Words by Lucy Brook
Photography by Justin Chung

Hamish Smyth, Order

Brooklyn, NY

In 2012, when Hamish Smyth was working at the design firm Pentagram, he and a colleague, Jesse Reed, were searching for something in the office basement. The building on Madison Avenue was a treasure trove of design and typography resources, and although he didn’t find what he was looking for, Smyth did discover something else: a binder containing the original graphics standards manual for New York City Transit Authority. Created by renowned designers Massimo Vignelli and Bob Noorda in 1970, the manual set the terms for the signage system developed to bring order and consistency to the subway. Minor tweaks aside, the system persists today.
Two years later, Smyth and Reed launched a Kickstarter campaign—spearheaded by Smyth’s girlfriend Alex—to reissue the manual. They set a goal of $108,000 to cover a print run of 1000 copies. When Smyth left for the office that morning, around 400 people had backed the campaign. “By 10am, the time people were getting down to work, the notifications started going ‘Cha-ching! Cha-ching! Cha-ching!’” Smyth laughs. They raised $250,000 before lunch, and more than $800,000 over the course of a month. “Nobody expected it, least of all us.”

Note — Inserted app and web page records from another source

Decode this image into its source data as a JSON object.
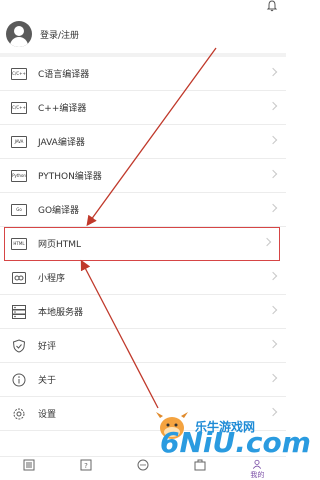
{
  "user": {
    "login_label": "登录/注册"
  },
  "menu": {
    "items": [
      {
        "label": "C语言编译器",
        "icon": "c-code-icon",
        "icon_text": "C/C++"
      },
      {
        "label": "C++编译器",
        "icon": "cpp-code-icon",
        "icon_text": "C/C++"
      },
      {
        "label": "JAVA编译器",
        "icon": "java-code-icon",
        "icon_text": "JAVA"
      },
      {
        "label": "PYTHON编译器",
        "icon": "python-code-icon",
        "icon_text": "Python"
      },
      {
        "label": "GO编译器",
        "icon": "go-code-icon",
        "icon_text": "Go"
      },
      {
        "label": "网页HTML",
        "icon": "html-code-icon",
        "icon_text": "HTML"
      },
      {
        "label": "小程序",
        "icon": "link-icon"
      },
      {
        "label": "本地服务器",
        "icon": "server-icon"
      },
      {
        "label": "好评",
        "icon": "shield-heart-icon"
      },
      {
        "label": "关于",
        "icon": "info-icon"
      },
      {
        "label": "设置",
        "icon": "gear-icon"
      }
    ]
  },
  "bottom_nav": {
    "items": [
      {
        "label": "",
        "icon": "list-icon"
      },
      {
        "label": "",
        "icon": "help-icon"
      },
      {
        "label": "",
        "icon": "chat-icon"
      },
      {
        "label": "",
        "icon": "briefcase-icon"
      },
      {
        "label": "我的",
        "icon": "person-icon",
        "active": true
      }
    ]
  },
  "watermark": {
    "text": "乐牛游戏网",
    "logo": "6NiU.com"
  },
  "colors": {
    "highlight": "#d64545",
    "arrow": "#c0392b",
    "active": "#7a4ea6"
  }
}
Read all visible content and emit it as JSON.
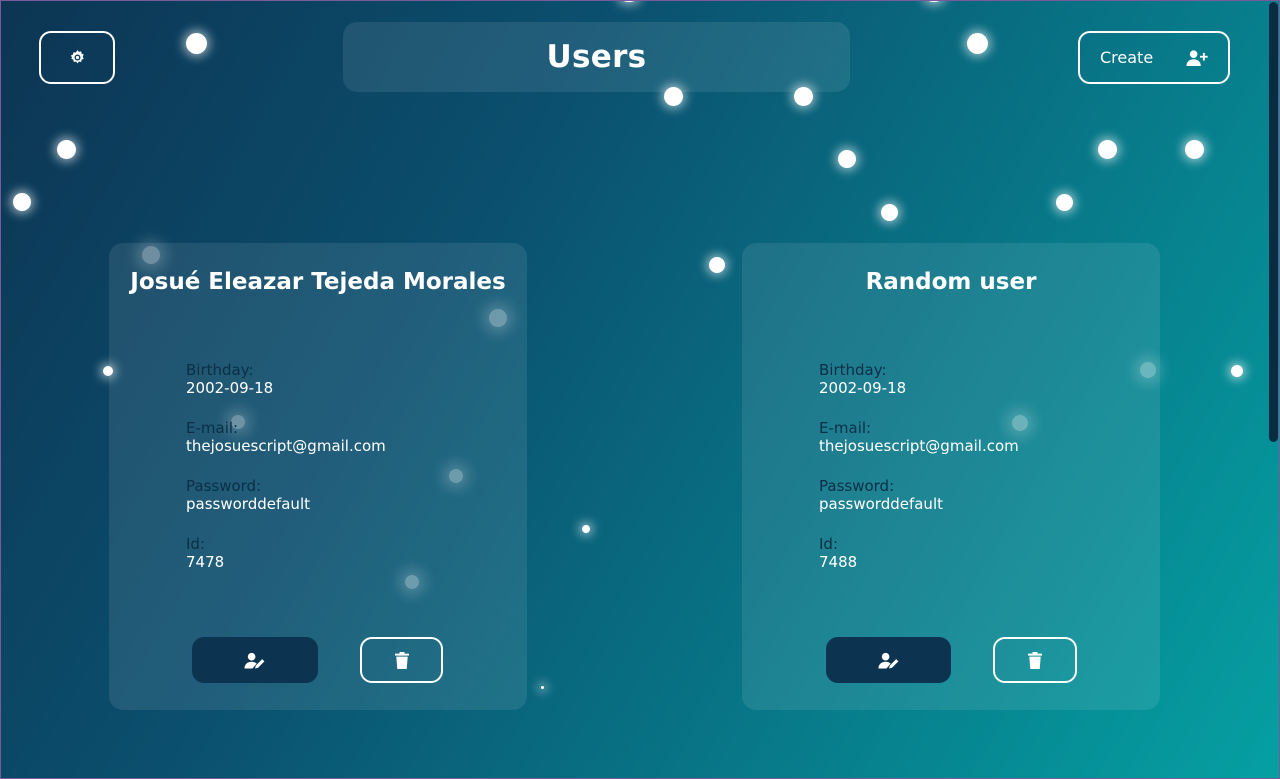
{
  "header": {
    "title": "Users",
    "create_label": "Create"
  },
  "users": [
    {
      "name": "Josué Eleazar Tejeda Morales",
      "fields": [
        {
          "label": "Birthday:",
          "value": "2002-09-18"
        },
        {
          "label": "E-mail:",
          "value": "thejosuescript@gmail.com"
        },
        {
          "label": "Password:",
          "value": "passworddefault"
        },
        {
          "label": "Id:",
          "value": "7478"
        }
      ]
    },
    {
      "name": "Random user",
      "fields": [
        {
          "label": "Birthday:",
          "value": "2002-09-18"
        },
        {
          "label": "E-mail:",
          "value": "thejosuescript@gmail.com"
        },
        {
          "label": "Password:",
          "value": "passworddefault"
        },
        {
          "label": "Id:",
          "value": "7488"
        }
      ]
    }
  ],
  "icons": {
    "settings": "gear-icon",
    "create": "user-plus-icon",
    "edit": "user-edit-icon",
    "delete": "trash-icon"
  },
  "colors": {
    "background_start": "#0c3553",
    "background_end": "#05a0a3",
    "edit_button": "#0c3450",
    "field_label": "#0a2f47"
  }
}
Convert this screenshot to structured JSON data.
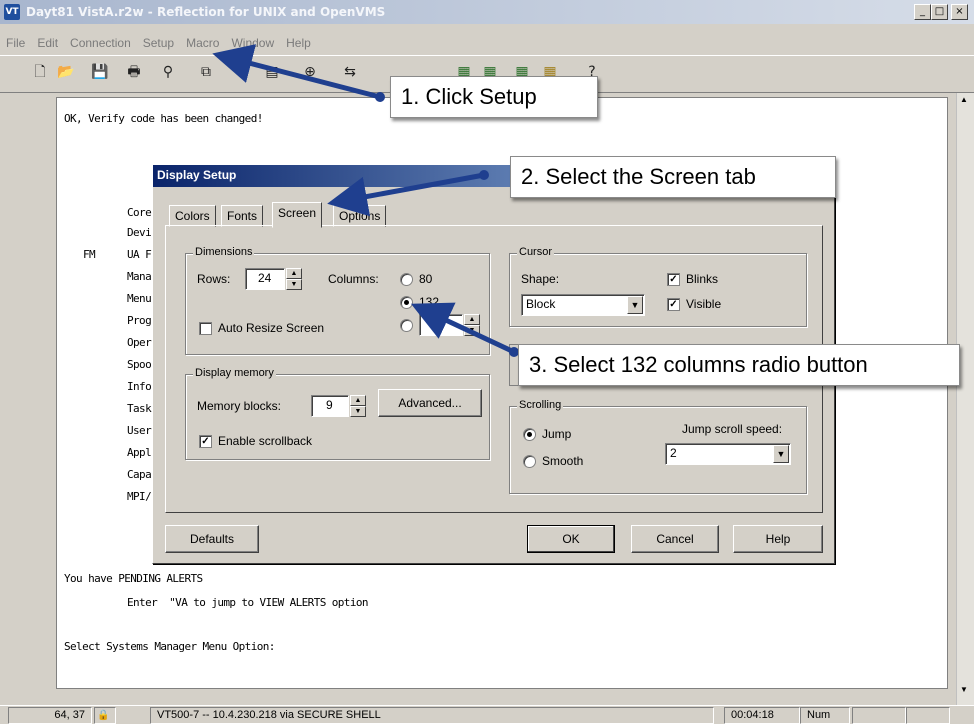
{
  "window": {
    "app_icon": "VT",
    "title": "Dayt81 VistA.r2w - Reflection for UNIX and OpenVMS",
    "min": "_",
    "max": "□",
    "close": "×"
  },
  "menu": [
    "File",
    "Edit",
    "Connection",
    "Setup",
    "Macro",
    "Window",
    "Help"
  ],
  "toolbar_icons": [
    "new-document-icon",
    "open-folder-icon",
    "save-icon",
    "print-icon",
    "find-icon",
    "copy-icon",
    "paste-icon",
    "connect-icon",
    "transfer-icon",
    "color-icon",
    "help-icon"
  ],
  "terminal": {
    "line_verify": "OK, Verify code has been changed!",
    "left_col": [
      "Core",
      "Devi",
      "UA F",
      "Mana",
      "Menu",
      "Prog",
      "Oper",
      "Spoo",
      "Info",
      "Task",
      "User",
      "Appl",
      "Capa",
      "MPI/"
    ],
    "fm": "FM",
    "pending": "You have PENDING ALERTS",
    "enter": "Enter  \"VA to jump to VIEW ALERTS option",
    "prompt": "Select Systems Manager Menu Option:"
  },
  "status": {
    "position": "64, 37",
    "lock": "🔒",
    "connection": "VT500-7 -- 10.4.230.218 via SECURE SHELL",
    "time": "00:04:18",
    "num": "Num"
  },
  "dialog": {
    "title": "Display Setup",
    "tabs": [
      "Colors",
      "Fonts",
      "Screen",
      "Options"
    ],
    "active_tab": "Screen",
    "dimensions": {
      "label": "Dimensions",
      "rows_label": "Rows:",
      "rows_value": "24",
      "columns_label": "Columns:",
      "col_options": [
        "80",
        "132",
        ""
      ],
      "selected": "132",
      "auto_resize": "Auto Resize Screen",
      "auto_resize_checked": false
    },
    "display_memory": {
      "label": "Display memory",
      "blocks_label": "Memory blocks:",
      "blocks_value": "9",
      "advanced": "Advanced...",
      "scrollback": "Enable scrollback",
      "scrollback_checked": true
    },
    "cursor": {
      "label": "Cursor",
      "shape_label": "Shape:",
      "shape_value": "Block",
      "blinks": "Blinks",
      "visible": "Visible"
    },
    "scrolling": {
      "label": "Scrolling",
      "jump": "Jump",
      "smooth": "Smooth",
      "selected": "Jump",
      "speed_label": "Jump scroll speed:",
      "speed_value": "2"
    },
    "buttons": {
      "defaults": "Defaults",
      "ok": "OK",
      "cancel": "Cancel",
      "help": "Help"
    }
  },
  "callouts": {
    "c1": "1. Click Setup",
    "c2": "2. Select the Screen tab",
    "c3": "3.  Select 132 columns radio button"
  },
  "colors": {
    "arrow": "#1f3f8f",
    "title_active": "#0a246a"
  }
}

Full story available in Faculty Department Vol. 2

Photographed in 2018 – Brooklyn, NY